i mean, he is really inconsistent. i’m not sure how much i believe him when he says he loves the women he cheats on — or i know that i do and understand that to some degree i shouldn’t — but i believe that he believes himself. i believe he gets hurt, over and over, even as i know every single time was by his own cheating lying hand. again and again he’s left alone, and each time he deserves it and, to his small credit, would never claim otherwise. but then part of what makes this book so suffocatingly sad even through the joy of diaz’s flawless ear for the music of language is that it’s made clear, i think, that it goes the other way, too: he’s left alone, he sets himself up to be alone, because he thinks he deserves it, because he doesn’t believe he is worth better. even if he would never articulate it — and he almost does, in one moment that damn near broke me in two, but only once, in a story told in twenty pieces, in second person, a shattered mirror held at a distance — he sabotages his own quest for the love he wants more than he’d admit, always, because he can’t accept either the gift or its accompanying danger. he needs to have an out.

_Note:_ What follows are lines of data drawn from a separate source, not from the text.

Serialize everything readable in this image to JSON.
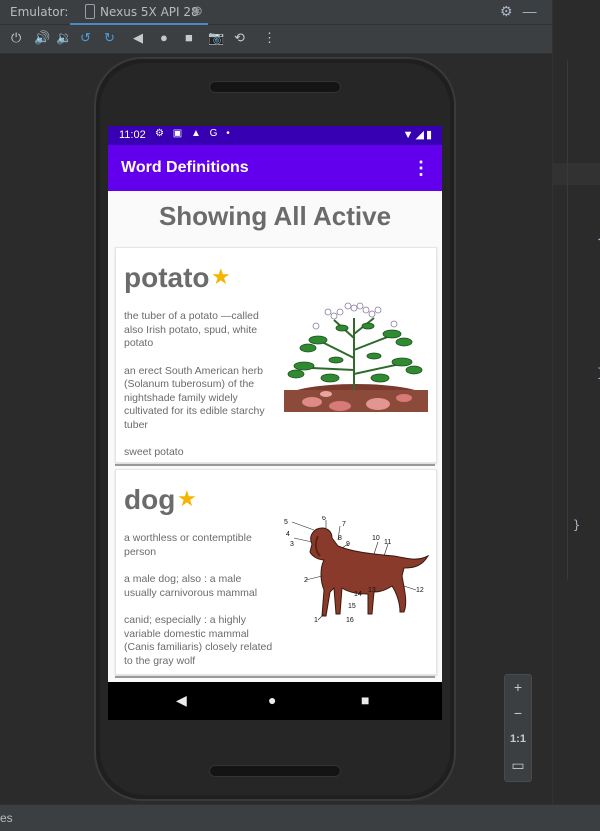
{
  "ide": {
    "emulator_label": "Emulator:",
    "device_tab": "Nexus 5X API 28",
    "tab_close": "⊗",
    "settings_icon": "gear-icon",
    "minimize_icon": "minus-icon",
    "bottom_fragment": "es",
    "code_brackets": [
      "{",
      "}",
      "}"
    ],
    "zoom_controls": {
      "zoom_in": "+",
      "zoom_out": "−",
      "ratio": "1:1"
    }
  },
  "status_bar": {
    "time": "11:02",
    "left_icons": "⚙ ▣ ▲ G •",
    "right_icons": "▼◢▮"
  },
  "app_bar": {
    "title": "Word Definitions",
    "overflow_icon": "⋮"
  },
  "page": {
    "heading": "Showing All Active"
  },
  "cards": [
    {
      "word": "potato",
      "favorite": true,
      "definitions": [
        "the tuber of a potato —called also Irish potato, spud, white potato",
        "an erect South American herb (Solanum tuberosum) of the nightshade family widely cultivated for its edible starchy tuber",
        "sweet potato"
      ]
    },
    {
      "word": "dog",
      "favorite": true,
      "definitions": [
        "a worthless or contemptible person",
        "a male dog; also : a male usually carnivorous mammal",
        "canid; especially : a highly variable domestic mammal (Canis familiaris) closely related to the gray wolf"
      ],
      "diagram_labels": [
        "1",
        "2",
        "3",
        "4",
        "5",
        "6",
        "7",
        "8",
        "9",
        "10",
        "11",
        "12",
        "13",
        "14",
        "15",
        "16"
      ]
    }
  ],
  "colors": {
    "status_bar": "#3700b3",
    "app_bar": "#6200ee",
    "star": "#f5b400",
    "text_gray": "#6b6b6b"
  }
}
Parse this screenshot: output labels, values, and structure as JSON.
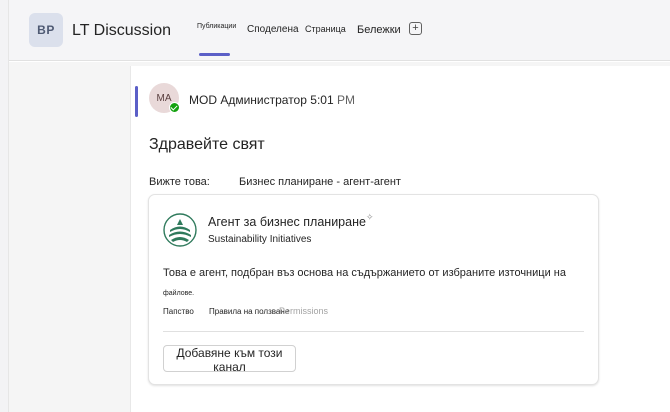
{
  "header": {
    "team_initials": "BP",
    "channel_title": "LT Discussion",
    "tabs": [
      {
        "label": "Публикации"
      },
      {
        "label": "Споделена"
      },
      {
        "label": "Страница"
      },
      {
        "label": "Бележки"
      }
    ],
    "add_tab_glyph": "+"
  },
  "post": {
    "author_initials": "MA",
    "author_name": "MOD Администратор",
    "time": "5:01",
    "ampm": "PM",
    "title": "Здравейте свят",
    "see_label": "Вижте това:",
    "see_link": "Бизнес планиране - агент-агент"
  },
  "card": {
    "agent_name": "Агент за бизнес планиране",
    "sparkle": "✧",
    "subtitle": "Sustainability Initiatives",
    "description": "Това е агент, подбран въз основа на съдържанието от избраните източници на",
    "description_cont": "файлове.",
    "links": [
      {
        "label": "Папство"
      },
      {
        "label": "Правила на ползване"
      },
      {
        "label": "Permissions"
      }
    ],
    "add_button": "Добавяне към този канал"
  },
  "colors": {
    "accent": "#5b5fc7",
    "presence": "#13a10e",
    "logo": "#2f7a5c"
  }
}
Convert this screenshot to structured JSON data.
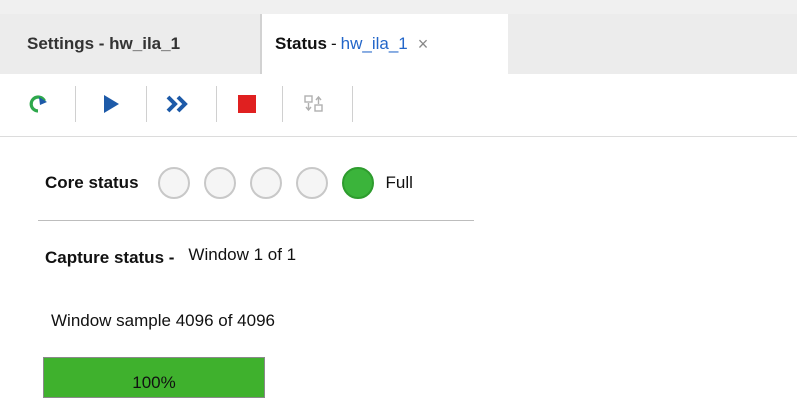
{
  "tabs": [
    {
      "label": "Settings - hw_ila_1",
      "active": false
    },
    {
      "label_bold": "Status",
      "separator": "-",
      "label_core": "hw_ila_1",
      "close": "×",
      "active": true
    }
  ],
  "toolbar": {
    "buttons": [
      {
        "icon": "refresh-icon",
        "color": "#2ea84b"
      },
      {
        "icon": "run-trigger-icon",
        "color": "#1d5aa8"
      },
      {
        "icon": "run-immediate-icon",
        "color": "#1d5aa8"
      },
      {
        "icon": "stop-icon",
        "color": "#e02020"
      },
      {
        "icon": "export-icon",
        "color": "#b0b0b0",
        "disabled": true
      }
    ]
  },
  "core_status": {
    "label": "Core status",
    "leds": [
      false,
      false,
      false,
      false,
      true
    ],
    "state": "Full",
    "led_on_color": "#3bb43b"
  },
  "capture_status": {
    "label": "Capture status -",
    "window": "Window 1 of 1"
  },
  "window_sample": "Window sample 4096 of 4096",
  "progress": {
    "value": 1.0,
    "text": "100%",
    "color": "#3fb12d"
  }
}
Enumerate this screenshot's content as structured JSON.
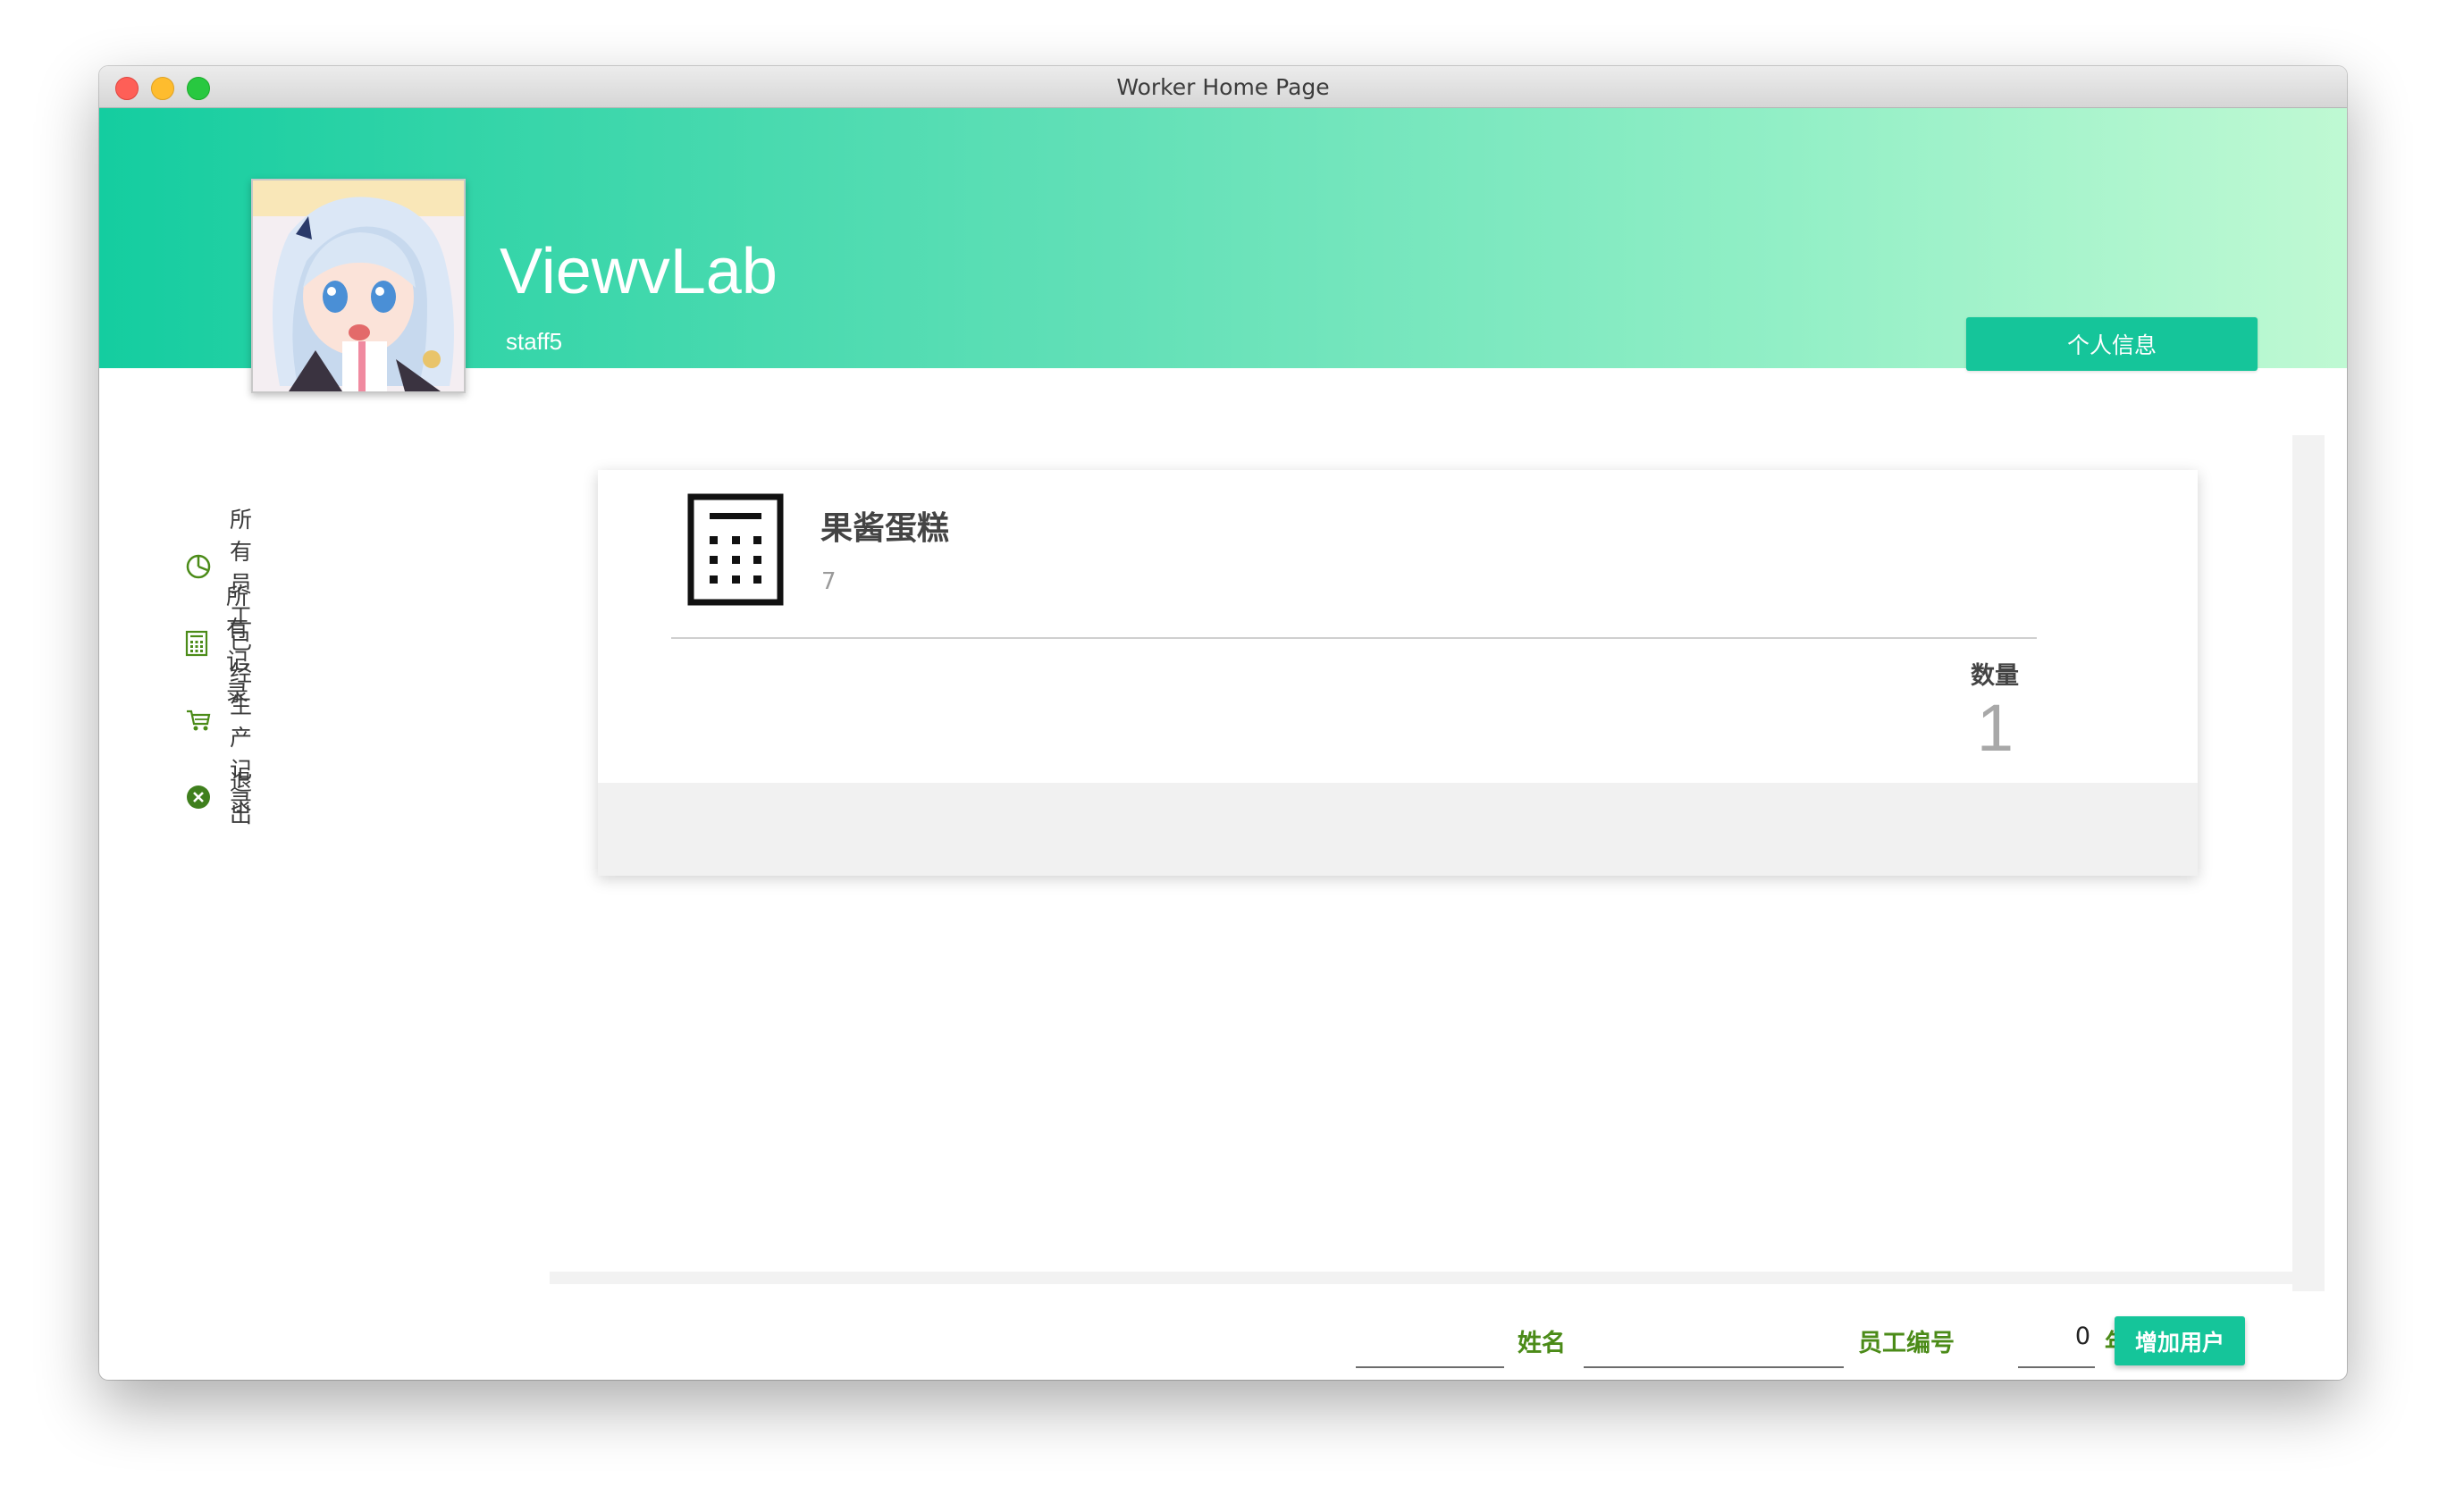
{
  "window": {
    "title": "Worker Home Page"
  },
  "header": {
    "brand": "ViewvLab",
    "username": "staff5",
    "profile_button": "个人信息"
  },
  "sidebar": {
    "items": [
      {
        "label": "所有员工",
        "icon": "pie-chart-icon"
      },
      {
        "label": "所有记录",
        "icon": "calculator-icon"
      },
      {
        "label": "已经生产记录",
        "icon": "cart-icon"
      },
      {
        "label": "退出",
        "icon": "close-circle-icon"
      }
    ]
  },
  "card": {
    "title": "果酱蛋糕",
    "subtitle": "7",
    "quantity_label": "数量",
    "quantity_value": "1"
  },
  "form": {
    "name_value": "",
    "name_label": "姓名",
    "employee_id_value": "",
    "employee_id_label": "员工编号",
    "age_value": "0",
    "age_label": "年龄",
    "add_button": "增加用户"
  },
  "colors": {
    "accent": "#15c59a",
    "label_green": "#4b8b18",
    "header_start": "#14cda0",
    "header_end": "#bff9d3"
  }
}
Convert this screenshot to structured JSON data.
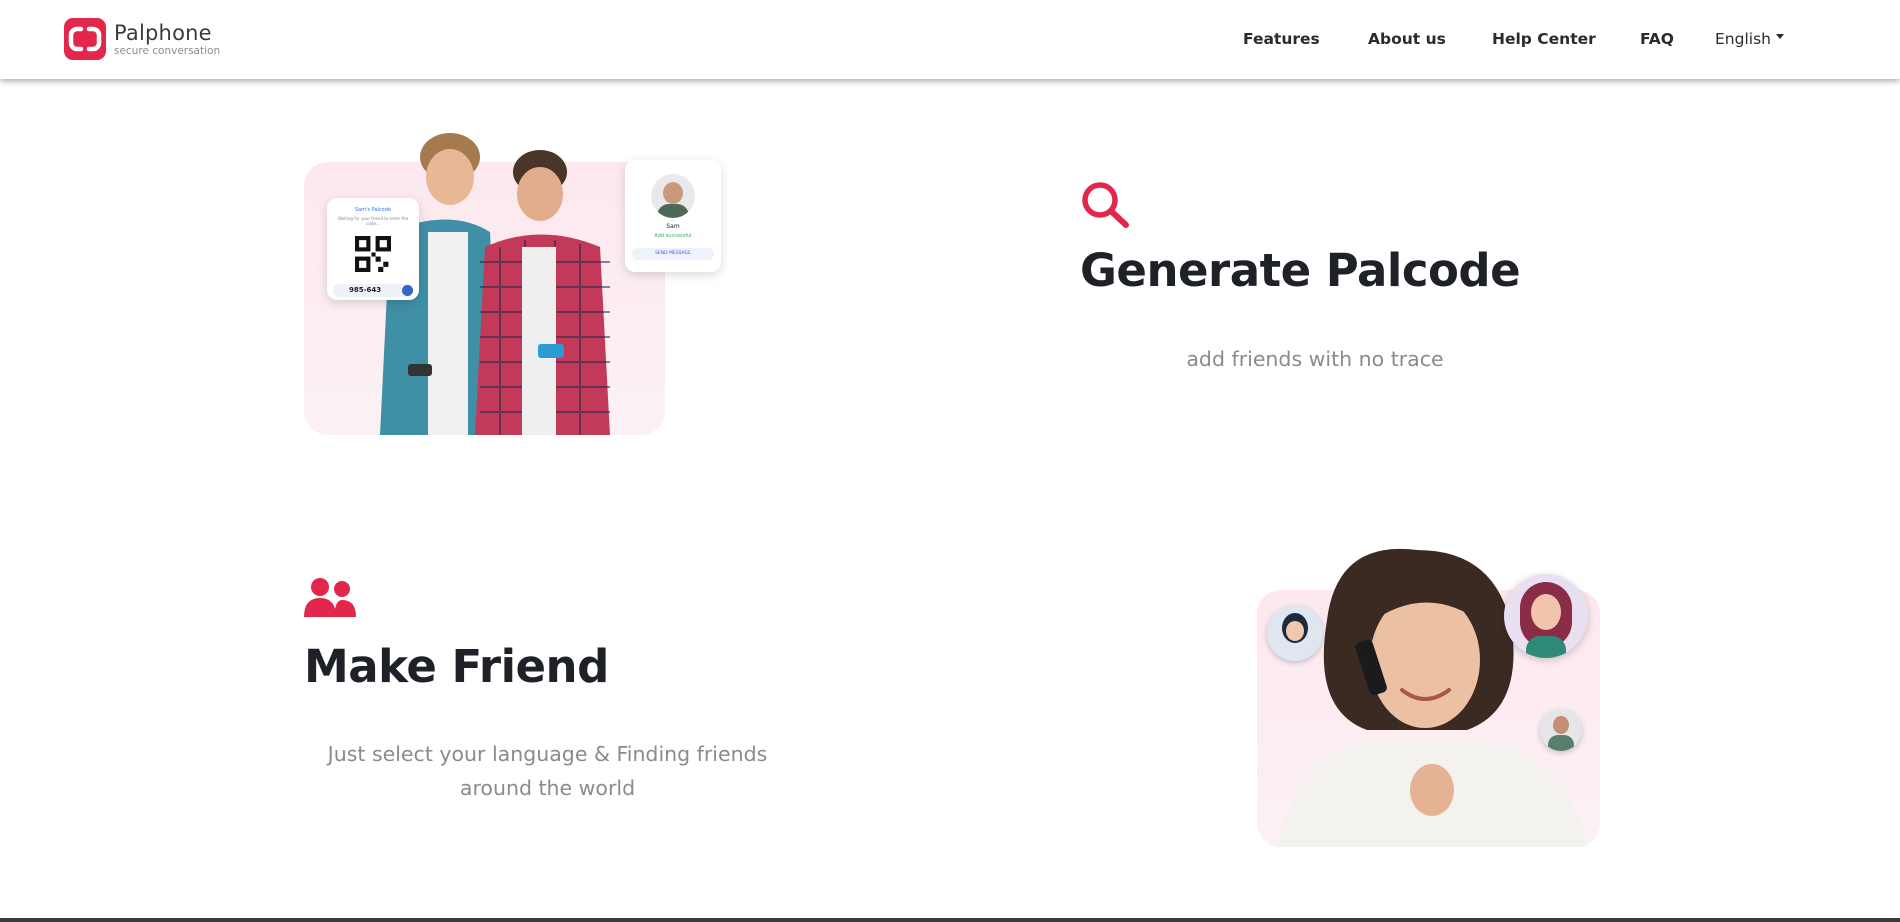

i mean i really love him. he can be such an asshole but i don’t know that i can think of a male character in fiction as dear to me — the comparison i always think of, because of the vividness of the voice, is huck finn, and he comes close, another child of poverty and abuse who never brings that part of his story into the spotlight. yunior is a conduit for so many generations of suffering, and even though the dominican republic features less prominently here than in diaz’s previous works (although it’s notable that the one story that takes us there is the first) there’s never any shaking it, where he comes from and what it gave him, what it gave his parents before him: a toxic masculinity, the grief of a people, a legacy of abuse, an immovable trauma. in the interview i linked here diaz talks about how rooted his work is in trauma and while it may not explain how many forms he shapes it into, it helps explain why the approach works so well. there are some things too painful to be anything other than unwieldy. some trauma is less a scar than a fault line. there’s no simple way to look at a person whom pain has split, no way to take in at one glance everything that broke them. in this is how you lose her yunior comes to us in pieces, one facet at a time of a D&D die, nowhere near the whole but maybe the best he can do, the longest he can stand to look at himself, never enough but the most he can give.